Recognizing this type of incapacitation is easy. There are overt, clear indications that the pilot is in distress. The most important action for the other pilot to take is to FLY THE AIRCRAFT. Next, get the other pilot away from the controls, to prevent inadvertent flight control inputs. This may require the assistance of another flight deck crewmember, a flight attendant or a deadheading crewmember. Once the disabled pilot is away from his station, you can try to obtain medical or first-aid assistance on board and with MedLink, if available. Obviously, depending on the nature of the distress, you may need to land immediately rather than continue to your destination. You may be able to fill the disabled pilot’s seat with another pilot, perhaps a deadheading pilot if the crew has not been augmented. Even if that pilot is not current or rated on your aircraft, he or she can be of assistance reading checklists, lowering the gear, and, in general, taking some of the load off the flying pilot. If there is no available pilot, you can even use a flight attendant to read checklists and reduce the load on the pilot flying.
Not so obvious, and perhaps more dangerous, is subtle incapacitation, in which the pilot is unable to perform his duties, but there is no marked difference in his appearance. This could be something as transitory as the pilot day-dreaming to something as serious as his suffering a loss of consciousness with his eyes open. There have been cases of this type of incapacitation due to everything from fatigue and hypoglycemia to brain tumors.
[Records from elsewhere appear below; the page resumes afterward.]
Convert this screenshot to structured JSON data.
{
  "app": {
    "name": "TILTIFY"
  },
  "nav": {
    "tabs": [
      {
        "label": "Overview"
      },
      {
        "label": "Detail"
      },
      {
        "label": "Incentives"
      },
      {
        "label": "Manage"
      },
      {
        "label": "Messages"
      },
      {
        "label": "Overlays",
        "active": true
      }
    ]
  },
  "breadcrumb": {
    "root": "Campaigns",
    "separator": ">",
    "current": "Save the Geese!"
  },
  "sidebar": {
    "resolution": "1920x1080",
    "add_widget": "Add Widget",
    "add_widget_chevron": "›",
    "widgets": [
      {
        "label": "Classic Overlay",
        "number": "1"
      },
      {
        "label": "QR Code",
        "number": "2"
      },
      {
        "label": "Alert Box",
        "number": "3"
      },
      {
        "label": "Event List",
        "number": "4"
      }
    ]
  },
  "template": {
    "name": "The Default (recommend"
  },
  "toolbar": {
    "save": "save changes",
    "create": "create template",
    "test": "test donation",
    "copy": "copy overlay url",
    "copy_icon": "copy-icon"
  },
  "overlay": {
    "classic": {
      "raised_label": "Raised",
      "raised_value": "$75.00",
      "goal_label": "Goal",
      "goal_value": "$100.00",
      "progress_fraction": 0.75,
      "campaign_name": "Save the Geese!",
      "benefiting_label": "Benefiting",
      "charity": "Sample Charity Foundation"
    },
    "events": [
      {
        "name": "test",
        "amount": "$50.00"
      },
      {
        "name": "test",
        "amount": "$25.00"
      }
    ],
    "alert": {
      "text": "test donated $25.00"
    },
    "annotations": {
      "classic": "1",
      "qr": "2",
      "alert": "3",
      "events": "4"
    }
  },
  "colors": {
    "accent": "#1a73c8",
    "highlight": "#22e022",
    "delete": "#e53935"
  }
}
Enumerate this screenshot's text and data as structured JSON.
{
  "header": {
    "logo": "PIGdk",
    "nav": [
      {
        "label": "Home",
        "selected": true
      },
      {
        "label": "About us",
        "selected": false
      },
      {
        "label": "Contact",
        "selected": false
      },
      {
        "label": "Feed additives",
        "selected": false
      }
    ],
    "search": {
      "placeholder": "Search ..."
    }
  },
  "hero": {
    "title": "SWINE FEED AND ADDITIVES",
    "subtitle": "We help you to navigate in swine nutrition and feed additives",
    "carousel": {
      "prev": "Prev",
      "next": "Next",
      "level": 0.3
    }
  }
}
Depending on your flight schedule, fatigue and hypoglycemia are very real possibilities. If you had a hard time getting to sleep because of the boisterous teenagers down the hall in your hotel, you may be operating at less than optimum. (Naturally, you’re FAR 117-okay, right?). If you skip breakfast to try to get every minute of sleep you can, you’re setting yourself up for an additional problem: hypoglycemia. When you grab a donut with your coffee on the way to the airport, you’ve completed the recipe. The sugar in the donut initially gives you a rush of energy and helps wake you up. Your body’s energy-regulating mechanism, sensing this increase in blood sugar level, thinks you’ve just had a big breakfast, and signals your pancreas to secrete insulin, a lot of insulin, to maintain the proper level of blood sugar. When your blood sugar level drops after the short energy fix you got from the donut, you now have an excess of insulin in your blood, and get the “post sugar lows”, actually insulin shock. You may have felt great with the burst of energy the donut gave you for takeoff, but now it’s payback time later, maybe over the outer marker!
Clearly, the most difficult aspect of dealing with subtle incapacitation is in recognizing it. It’s essential in a crew aircraft that each pilot be able to recognize when the other pilot is not performing at the expected level.
One way is strict adherence to Standard Operating Procedures (SOPs), so that any deviation becomes immediately obvious to the other pilot. Those Standard Callouts are in the flight manual for a reason. If the other pilot does not respond with the proper callout, you can be alerted to at least look over to see if he/she is all right. It could be simply a forgotten response, or it might be a case of subtle incapacitation. Some years ago, at another carrier, the use of callouts alerted a crew that the pilot at the controls of a B727 had suffered a heart attack, which had gone unnoticed on an approach! Apparently the power setting and trim had been so well established that the plane flew right down the glide slope, on airspeed and on course.
Like many other areas of flying, the job’s not finished until the paperwork is complete. In this case, NTSB Part 830 requires a report if any crewmember becomes ill and cannot perform his duties. And, naturally, your boss needs to know about it.
Incapacitation, either subtle or overt, is a fairly unlikely occurrence, but can have very serious consequences. The key to successfully handling it, as with other in-flight emergencies and irregularities, is preparation.